(Website and app data records)
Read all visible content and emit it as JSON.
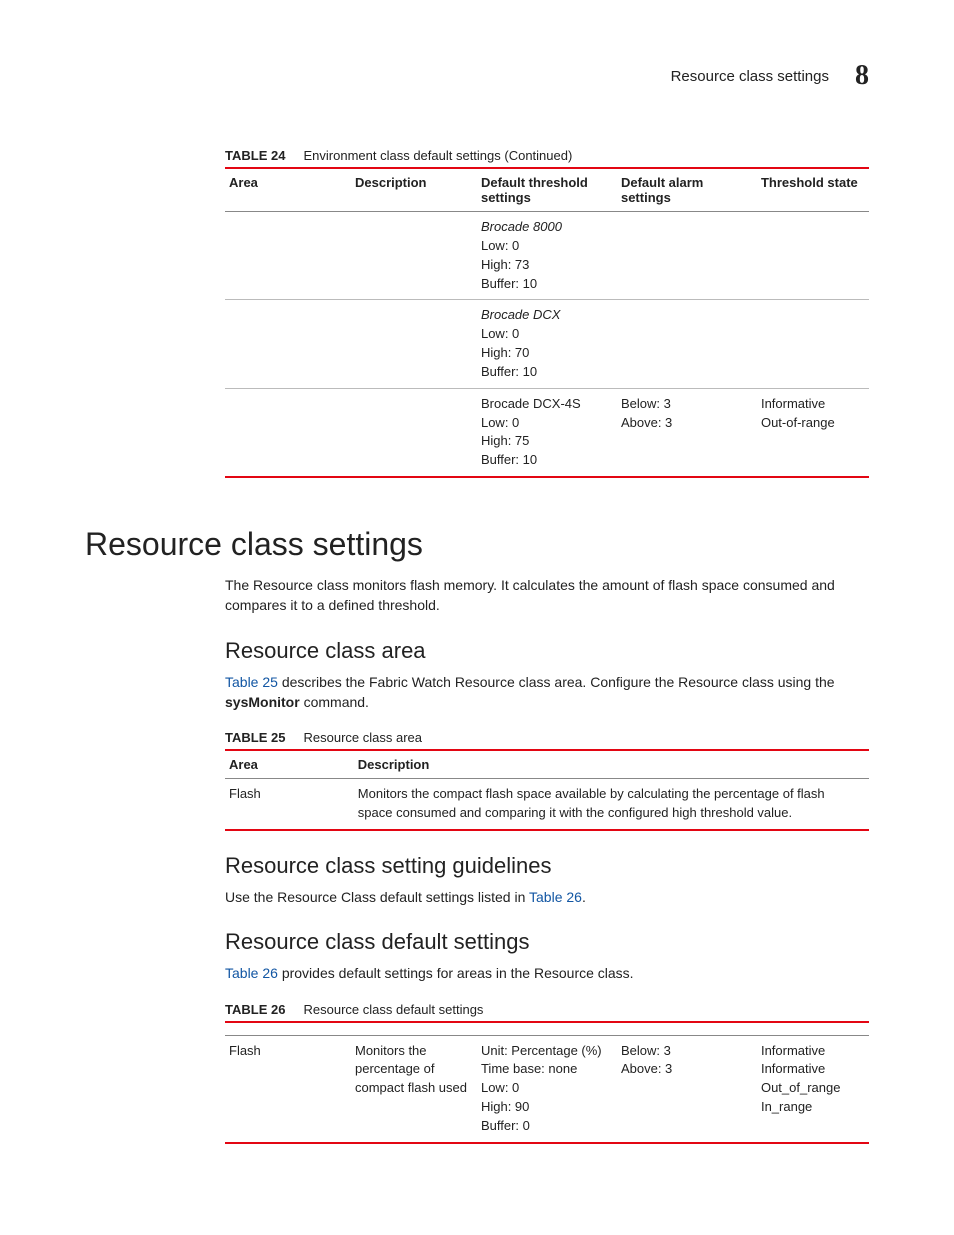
{
  "header": {
    "running_title": "Resource class settings",
    "chapter": "8"
  },
  "table24": {
    "caption_label": "TABLE 24",
    "caption_text": "Environment class default settings (Continued)",
    "columns": [
      "Area",
      "Description",
      "Default threshold settings",
      "Default alarm settings",
      "Threshold state"
    ],
    "rows": [
      {
        "area": "",
        "desc": "",
        "threshold": "Brocade 8000\nLow: 0\nHigh: 73\nBuffer: 10",
        "alarm": "",
        "state": "",
        "threshold_ital_first": true,
        "row_border": false
      },
      {
        "area": "",
        "desc": "",
        "threshold": "Brocade DCX\nLow: 0\nHigh: 70\nBuffer: 10",
        "alarm": "",
        "state": "",
        "threshold_ital_first": true,
        "row_border": true
      },
      {
        "area": "",
        "desc": "",
        "threshold": "Brocade DCX-4S\nLow: 0\nHigh: 75\nBuffer: 10",
        "alarm": "Below: 3\nAbove: 3",
        "state": "Informative\nOut-of-range",
        "threshold_ital_first": false,
        "row_border": true
      }
    ]
  },
  "section": {
    "heading": "Resource class settings",
    "intro": "The Resource class monitors flash memory. It calculates the amount of flash space consumed and compares it to a defined threshold.",
    "area_heading": "Resource class area",
    "area_para_pre": "",
    "area_para_link": "Table 25",
    "area_para_mid": " describes the Fabric Watch Resource class area. Configure the Resource class using the ",
    "area_para_cmd": "sysMonitor",
    "area_para_post": " command.",
    "table25": {
      "caption_label": "TABLE 25",
      "caption_text": "Resource class area",
      "columns": [
        "Area",
        "Description"
      ],
      "row": {
        "area": "Flash",
        "desc": "Monitors the compact flash space available by calculating the percentage of flash space consumed and comparing it with the configured high threshold value."
      }
    },
    "guidelines_heading": "Resource class setting guidelines",
    "guidelines_para_pre": "Use the Resource Class default settings listed in ",
    "guidelines_para_link": "Table 26",
    "guidelines_para_post": ".",
    "defaults_heading": "Resource class default settings",
    "defaults_para_link": "Table 26",
    "defaults_para_post": " provides default settings for areas in the Resource class.",
    "table26": {
      "caption_label": "TABLE 26",
      "caption_text": "Resource class default settings",
      "row": {
        "area": "Flash",
        "desc": "Monitors the percentage of compact flash used",
        "threshold": "Unit: Percentage (%)\nTime base: none\nLow: 0\nHigh: 90\nBuffer: 0",
        "alarm": "Below: 3\nAbove: 3",
        "state": "Informative\nInformative\nOut_of_range\nIn_range"
      }
    }
  }
}
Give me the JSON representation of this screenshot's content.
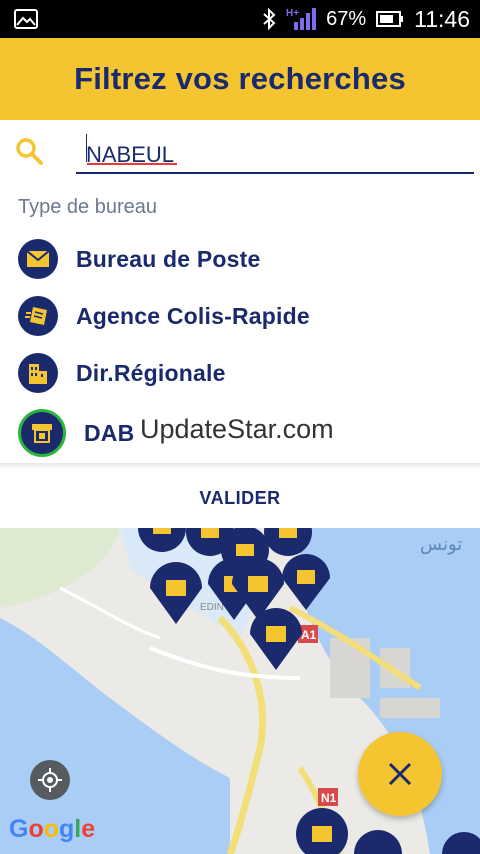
{
  "status_bar": {
    "battery_percent": "67%",
    "time": "11:46",
    "network": "H+"
  },
  "header": {
    "title": "Filtrez vos recherches"
  },
  "search": {
    "value": "NABEUL",
    "icon": "search-icon"
  },
  "filters": {
    "section_label": "Type de bureau",
    "items": [
      {
        "label": "Bureau de Poste",
        "icon": "envelope-icon"
      },
      {
        "label": "Agence Colis-Rapide",
        "icon": "parcel-icon"
      },
      {
        "label": "Dir.Régionale",
        "icon": "building-icon"
      },
      {
        "label": "DAB",
        "icon": "atm-icon",
        "selected": true
      }
    ]
  },
  "watermark": "UpdateStar.com",
  "actions": {
    "validate_label": "VALIDER"
  },
  "map": {
    "road_labels": [
      "A1",
      "N1"
    ],
    "arabic_label": "تونس",
    "area_label": "EDIN",
    "attribution": "Google"
  },
  "colors": {
    "brand_yellow": "#f5c531",
    "brand_navy": "#1a2a6c",
    "selected_ring": "#2bb63e"
  }
}
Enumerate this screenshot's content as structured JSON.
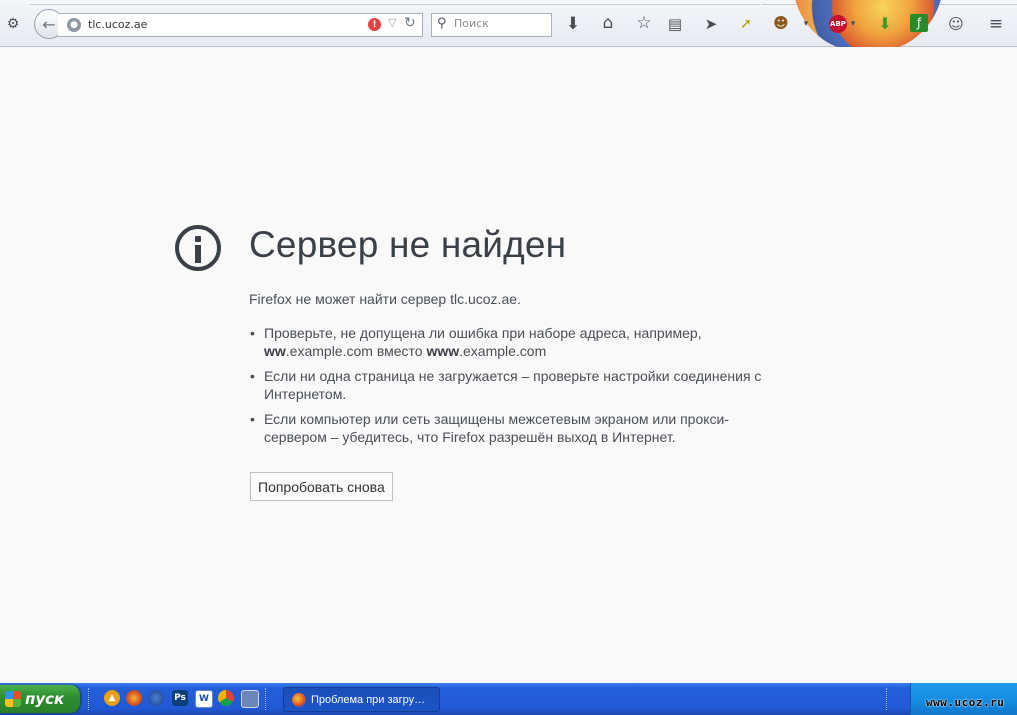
{
  "browser": {
    "url": "tlc.ucoz.ae",
    "search_placeholder": "Поиск"
  },
  "error_page": {
    "title": "Сервер не найден",
    "intro": "Firefox не может найти сервер tlc.ucoz.ae.",
    "item1_part1": "Проверьте, не допущена ли ошибка при наборе адреса, например,",
    "item1_ww": "ww",
    "item1_mid": ".example.com вместо ",
    "item1_www": "www",
    "item1_end": ".example.com",
    "item2": "Если ни одна страница не загружается – проверьте настройки соединения с Интернетом.",
    "item3": "Если компьютер или сеть защищены межсетевым экраном или прокси-сервером – убедитесь, что Firefox разрешён выход в Интернет.",
    "retry_label": "Попробовать снова"
  },
  "taskbar": {
    "start_label": "пуск",
    "task_label": "Проблема при загру…",
    "watermark": "www.ucoz.ru"
  },
  "icons": {
    "abp": "ABP",
    "photoshop": "Ps",
    "word": "W"
  },
  "colors": {
    "error_text": "#3b4046",
    "taskbar_blue": "#245edb",
    "start_green": "#2f8f2f"
  }
}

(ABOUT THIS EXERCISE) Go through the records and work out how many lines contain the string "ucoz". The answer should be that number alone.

(ANSWER TO THIS TASK) 3